Issue 4/1993 | Archives online, Authors

In Urwind (Schildts; Finnish translation Otava, 1993), Bo Carpelan has written a poetic novel of strange depth and self-revelatory intensity. In this – on the surface – extremely simple story of a Helsinki secondhand bookseller whose wife leaves him for a year in order to do research at Harvard, there is a complex layering and criss-crossing of experience, past and present, that makes the narrative a matter more of inner than of outer experience: the fabric of the narrators life, his childhood, youth and earlier years is the subject of most of the 240 pages.

In his name, Daniel Urwind, a host of associations is contained, and this is also the generating point for a great deal of the novel’s thematic material.

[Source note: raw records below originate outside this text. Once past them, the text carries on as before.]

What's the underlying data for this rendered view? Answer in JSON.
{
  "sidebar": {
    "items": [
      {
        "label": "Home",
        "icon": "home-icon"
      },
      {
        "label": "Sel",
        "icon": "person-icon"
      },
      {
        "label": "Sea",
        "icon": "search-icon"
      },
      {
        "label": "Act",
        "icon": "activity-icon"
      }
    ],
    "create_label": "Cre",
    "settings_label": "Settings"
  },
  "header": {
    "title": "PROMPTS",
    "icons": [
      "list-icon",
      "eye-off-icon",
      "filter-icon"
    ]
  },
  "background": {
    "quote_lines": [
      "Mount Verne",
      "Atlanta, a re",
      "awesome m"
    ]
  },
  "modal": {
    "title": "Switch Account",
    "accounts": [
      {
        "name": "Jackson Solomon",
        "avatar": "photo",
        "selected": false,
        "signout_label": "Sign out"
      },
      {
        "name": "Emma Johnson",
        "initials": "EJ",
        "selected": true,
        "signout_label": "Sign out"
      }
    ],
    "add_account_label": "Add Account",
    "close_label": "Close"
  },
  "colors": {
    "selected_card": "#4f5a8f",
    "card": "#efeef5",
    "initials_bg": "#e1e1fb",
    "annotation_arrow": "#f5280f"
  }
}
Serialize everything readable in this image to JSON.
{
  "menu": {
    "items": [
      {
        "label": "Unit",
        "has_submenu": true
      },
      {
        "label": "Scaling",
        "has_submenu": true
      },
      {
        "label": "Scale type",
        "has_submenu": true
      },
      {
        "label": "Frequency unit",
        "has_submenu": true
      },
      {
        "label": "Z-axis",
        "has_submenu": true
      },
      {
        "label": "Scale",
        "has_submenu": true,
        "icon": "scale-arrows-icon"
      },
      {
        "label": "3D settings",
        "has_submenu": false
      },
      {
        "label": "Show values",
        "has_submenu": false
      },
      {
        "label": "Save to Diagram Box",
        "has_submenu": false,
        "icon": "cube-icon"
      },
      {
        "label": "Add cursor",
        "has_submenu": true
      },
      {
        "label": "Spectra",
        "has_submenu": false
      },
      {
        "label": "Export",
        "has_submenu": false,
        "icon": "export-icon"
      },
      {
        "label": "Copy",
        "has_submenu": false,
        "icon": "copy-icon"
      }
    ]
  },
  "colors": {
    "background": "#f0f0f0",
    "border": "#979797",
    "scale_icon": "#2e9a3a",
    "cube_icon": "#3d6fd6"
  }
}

In the ‘ur-vind’, or ‘primordial attic’, are stored not only inanimate relics of the narrator’s past, but also memories of the people, the neighbours, friends and relatives who inhabited the apartment house in which he was brought up. Some of this material is already familiar from Carpelan’s Gården (‘The courtyard’) and his collection of prose poems Jag minns att jag drömde (‘I remember I dreamt’), but here it is linked to an intense and at times Ingmar Bergman-like meditation on the entire span of a man’s life, brought on by a crisis of loneliness and ultimate desertion. More…

Out of Ostrobothnia

Issue 4/1992 | Archives online, Authors

This summer saw the publication of Hid (‘Coming here’), the third part of Gösta Ågren’s verse trilogy, which studies and describes the poets roots in Finland-Swedish Ostrobothnia. For Jär (‘Standing Here’), the trilogy’s first part, Ågren was given the 1989 Finlandia Prize, his country’s most prestigious literary award. The second part, Städren (‘The cities’), appeared in 1990.

In a letter to his English publisher, Ågren himself recently commented: ‘I have been working on the three collections for nine years, since 1984. They are, in a way, autobiographical. That is why the titles are formed according to the dialect of my home region. Normally they should be “Här”, “Städerna” and “Hit”.’ More…